How to “think yourself young.”
Our chronological age isn’t as important as our biological one. The secret to a longer, healthier and happier life? Always look on the bright side of it, and don’t let age deter you. As we age, we have decades of coping and resiliency skills. A positive mental attitude is absolutely essential, and probably the most important thing in keeping young.
Women, compared to men, report positive supportive relationships and enjoy high social cohesion. Social interactions play an important role in suppressing unwanted inflammation, which is part of the aging process.
According to Emily Rogalski, professor of cognitive neurology at Northwestern, a “super ager” has a “unique personality profile, highlighting optimism, resilience and perseverance as well as [an] active lifestyle.” Encouragingly, the super agers I know in Woodbury are not all health puritans. June Clinton, 96, and Betty Soete, 94, are more assertive than their parents; their relationship to authority is different; they have higher expectations for their lives. But they have embraced change, and leaned on their strength, wisdom, plans and desires … letting go and having fun.
They say working out, and enjoying music with an afternoon margarita with friends can keep us sprightly. Yes, we can even maintain a few of our indulgences.

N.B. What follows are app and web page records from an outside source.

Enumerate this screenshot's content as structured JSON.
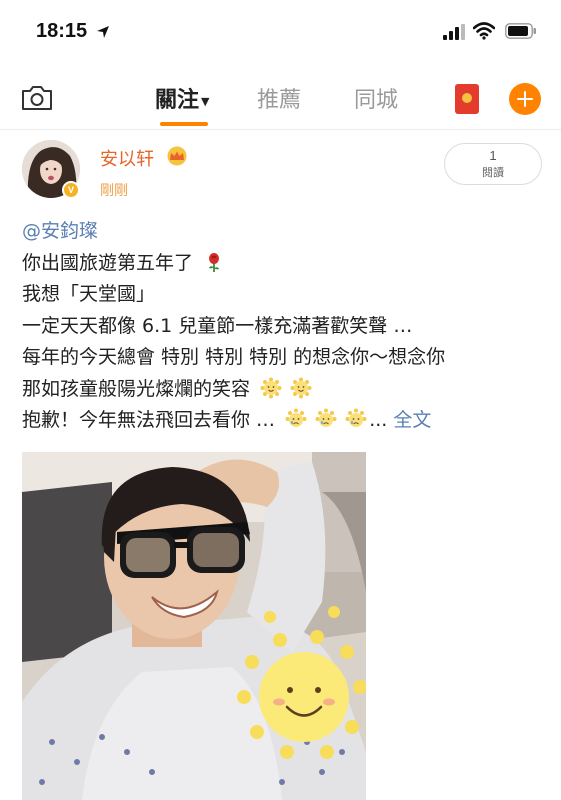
{
  "status_bar": {
    "time": "18:15"
  },
  "nav": {
    "tabs": [
      {
        "label": "關注",
        "active": true
      },
      {
        "label": "推薦",
        "active": false
      },
      {
        "label": "同城",
        "active": false
      }
    ],
    "accent_color": "#ff8200"
  },
  "post": {
    "author": "安以轩",
    "time": "剛剛",
    "read_count": "1",
    "read_label": "閱讀",
    "lines": [
      {
        "text": "@安鈞璨",
        "type": "mention"
      },
      {
        "text": "你出國旅遊第五年了",
        "suffix_icons": [
          "rose-icon"
        ]
      },
      {
        "text": "我想「天堂國」"
      },
      {
        "text": "一定天天都像 6.1 兒童節一樣充滿著歡笑聲 …"
      },
      {
        "text": "每年的今天總會 特別 特別 特別 的想念你～想念你"
      },
      {
        "text": "那如孩童般陽光燦爛的笑容",
        "suffix_icons": [
          "sun-smile-icon",
          "sun-smile-icon"
        ]
      },
      {
        "text": "抱歉！今年無法飛回去看你 …",
        "suffix_icons": [
          "sad-face-icon",
          "sad-face-icon",
          "sad-face-icon"
        ],
        "ellipsis": "...",
        "link": "全文"
      }
    ],
    "name_color": "#e8642a",
    "link_color": "#5a7fb5"
  }
}
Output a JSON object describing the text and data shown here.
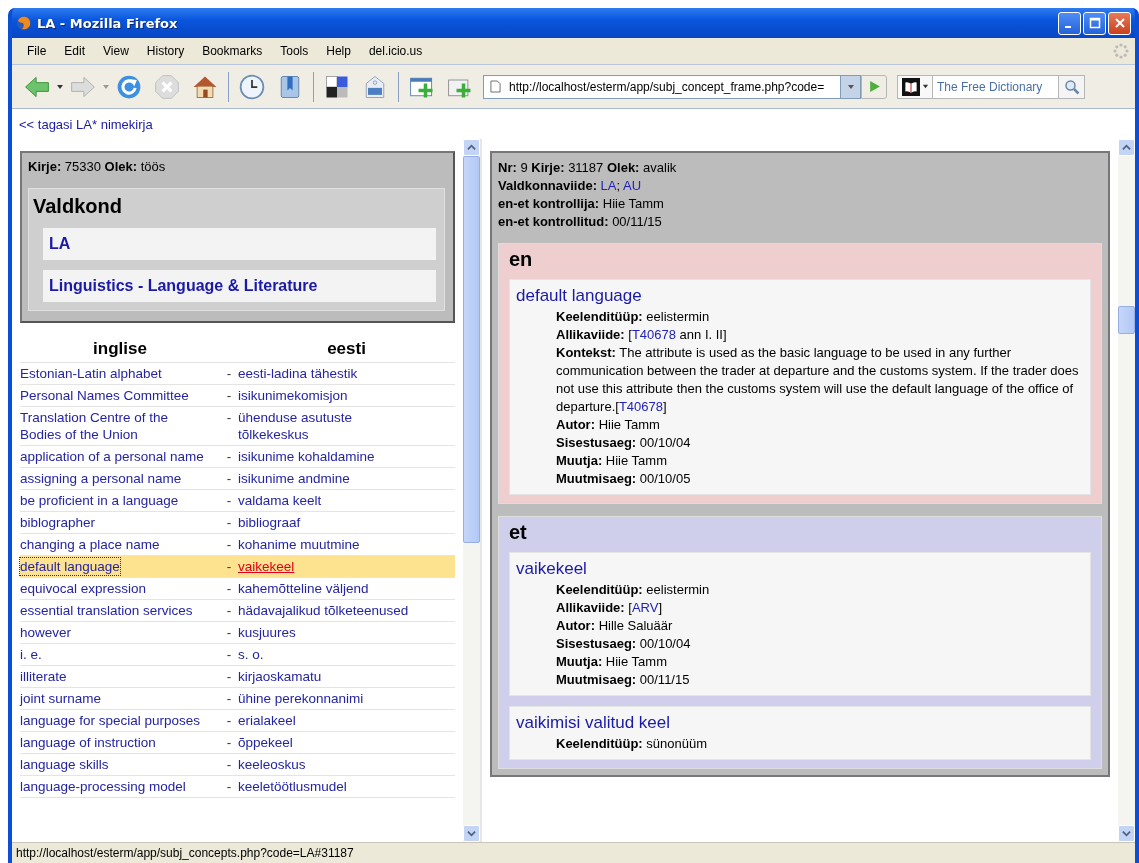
{
  "window": {
    "title": "LA - Mozilla Firefox"
  },
  "menu": [
    "File",
    "Edit",
    "View",
    "History",
    "Bookmarks",
    "Tools",
    "Help",
    "del.icio.us"
  ],
  "toolbar": {
    "url": "http://localhost/esterm/app/subj_concept_frame.php?code=",
    "search": {
      "placeholder": "The Free Dictionary"
    }
  },
  "back_link": "<< tagasi LA* nimekirja",
  "record": {
    "kirje_label": "Kirje:",
    "kirje": "75330",
    "olek_label": "Olek:",
    "olek": "töös"
  },
  "domain": {
    "heading": "Valdkond",
    "items": [
      "LA",
      "Linguistics - Language & Literature"
    ]
  },
  "terms": {
    "columns": [
      "inglise",
      "eesti"
    ],
    "separator": "-",
    "rows": [
      {
        "en": "Estonian-Latin alphabet",
        "et": "eesti-ladina tähestik",
        "selected": false
      },
      {
        "en": "Personal Names Committee",
        "et": "isikunimekomisjon",
        "selected": false
      },
      {
        "en": "Translation Centre of the\nBodies of the Union",
        "et": "ühenduse asutuste\ntõlkekeskus",
        "selected": false
      },
      {
        "en": "application of a personal name",
        "et": "isikunime kohaldamine",
        "selected": false
      },
      {
        "en": "assigning a personal name",
        "et": "isikunime andmine",
        "selected": false
      },
      {
        "en": "be proficient in a language",
        "et": "valdama keelt",
        "selected": false
      },
      {
        "en": "biblographer",
        "et": "bibliograaf",
        "selected": false
      },
      {
        "en": "changing a place name",
        "et": "kohanime muutmine",
        "selected": false
      },
      {
        "en": "default language",
        "et": "vaikekeel",
        "selected": true
      },
      {
        "en": "equivocal expression",
        "et": "kahemõtteline väljend",
        "selected": false
      },
      {
        "en": "essential translation services",
        "et": "hädavajalikud tõlketeenused",
        "selected": false
      },
      {
        "en": "however",
        "et": "kusjuures",
        "selected": false
      },
      {
        "en": "i. e.",
        "et": "s. o.",
        "selected": false
      },
      {
        "en": "illiterate",
        "et": "kirjaoskamatu",
        "selected": false
      },
      {
        "en": "joint surname",
        "et": "ühine perekonnanimi",
        "selected": false
      },
      {
        "en": "language for special purposes",
        "et": "erialakeel",
        "selected": false
      },
      {
        "en": "language of instruction",
        "et": "õppekeel",
        "selected": false
      },
      {
        "en": "language skills",
        "et": "keeleoskus",
        "selected": false
      },
      {
        "en": "language-processing model",
        "et": "keeletöötlusmudel",
        "selected": false
      }
    ]
  },
  "concept": {
    "header_lines": [
      {
        "fields": [
          {
            "label": "Nr:",
            "parts": [
              {
                "kind": "text",
                "text": "9"
              }
            ]
          },
          {
            "label": "Kirje:",
            "parts": [
              {
                "kind": "text",
                "text": "31187"
              }
            ]
          },
          {
            "label": "Olek:",
            "parts": [
              {
                "kind": "text",
                "text": "avalik"
              }
            ]
          }
        ]
      },
      {
        "fields": [
          {
            "label": "Valdkonnaviide:",
            "parts": [
              {
                "kind": "link",
                "text": "LA"
              },
              {
                "kind": "text",
                "text": "; "
              },
              {
                "kind": "link",
                "text": "AU"
              }
            ]
          }
        ]
      },
      {
        "fields": [
          {
            "label": "en-et kontrollija:",
            "parts": [
              {
                "kind": "text",
                "text": "Hiie Tamm"
              }
            ]
          }
        ]
      },
      {
        "fields": [
          {
            "label": "en-et kontrollitud:",
            "parts": [
              {
                "kind": "text",
                "text": "00/11/15"
              }
            ]
          }
        ]
      }
    ],
    "sections": [
      {
        "lang": "en",
        "color": "#eecece",
        "entries": [
          {
            "term": "default language",
            "fields": [
              {
                "label": "Keelenditüüp:",
                "parts": [
                  {
                    "kind": "text",
                    "text": "eelistermin"
                  }
                ]
              },
              {
                "label": "Allikaviide:",
                "parts": [
                  {
                    "kind": "text",
                    "text": "["
                  },
                  {
                    "kind": "link",
                    "text": "T40678"
                  },
                  {
                    "kind": "text",
                    "text": " ann I. II]"
                  }
                ]
              },
              {
                "label": "Kontekst:",
                "parts": [
                  {
                    "kind": "text",
                    "text": "The attribute is used as the basic language to be used in any further communication between the trader at departure and the customs system. If the trader does not use this attribute then the customs system will use the default language of the office of departure.["
                  },
                  {
                    "kind": "link",
                    "text": "T40678"
                  },
                  {
                    "kind": "text",
                    "text": "]"
                  }
                ]
              },
              {
                "label": "Autor:",
                "parts": [
                  {
                    "kind": "text",
                    "text": "Hiie Tamm"
                  }
                ]
              },
              {
                "label": "Sisestusaeg:",
                "parts": [
                  {
                    "kind": "text",
                    "text": "00/10/04"
                  }
                ]
              },
              {
                "label": "Muutja:",
                "parts": [
                  {
                    "kind": "text",
                    "text": "Hiie Tamm"
                  }
                ]
              },
              {
                "label": "Muutmisaeg:",
                "parts": [
                  {
                    "kind": "text",
                    "text": "00/10/05"
                  }
                ]
              }
            ]
          }
        ]
      },
      {
        "lang": "et",
        "color": "#cfcfec",
        "entries": [
          {
            "term": "vaikekeel",
            "fields": [
              {
                "label": "Keelenditüüp:",
                "parts": [
                  {
                    "kind": "text",
                    "text": "eelistermin"
                  }
                ]
              },
              {
                "label": "Allikaviide:",
                "parts": [
                  {
                    "kind": "text",
                    "text": "["
                  },
                  {
                    "kind": "link",
                    "text": "ARV"
                  },
                  {
                    "kind": "text",
                    "text": "]"
                  }
                ]
              },
              {
                "label": "Autor:",
                "parts": [
                  {
                    "kind": "text",
                    "text": "Hille Saluäär"
                  }
                ]
              },
              {
                "label": "Sisestusaeg:",
                "parts": [
                  {
                    "kind": "text",
                    "text": "00/10/04"
                  }
                ]
              },
              {
                "label": "Muutja:",
                "parts": [
                  {
                    "kind": "text",
                    "text": "Hiie Tamm"
                  }
                ]
              },
              {
                "label": "Muutmisaeg:",
                "parts": [
                  {
                    "kind": "text",
                    "text": "00/11/15"
                  }
                ]
              }
            ]
          },
          {
            "term": "vaikimisi valitud keel",
            "fields": [
              {
                "label": "Keelenditüüp:",
                "parts": [
                  {
                    "kind": "text",
                    "text": "sünonüüm"
                  }
                ]
              }
            ]
          }
        ]
      }
    ]
  },
  "status_bar": "http://localhost/esterm/app/subj_concepts.php?code=LA#31187"
}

Margaret Wachholz is the campus marketing director at Woodbury Senior Living. In her column, she shares observations and wisdom about aging and senior living in our community.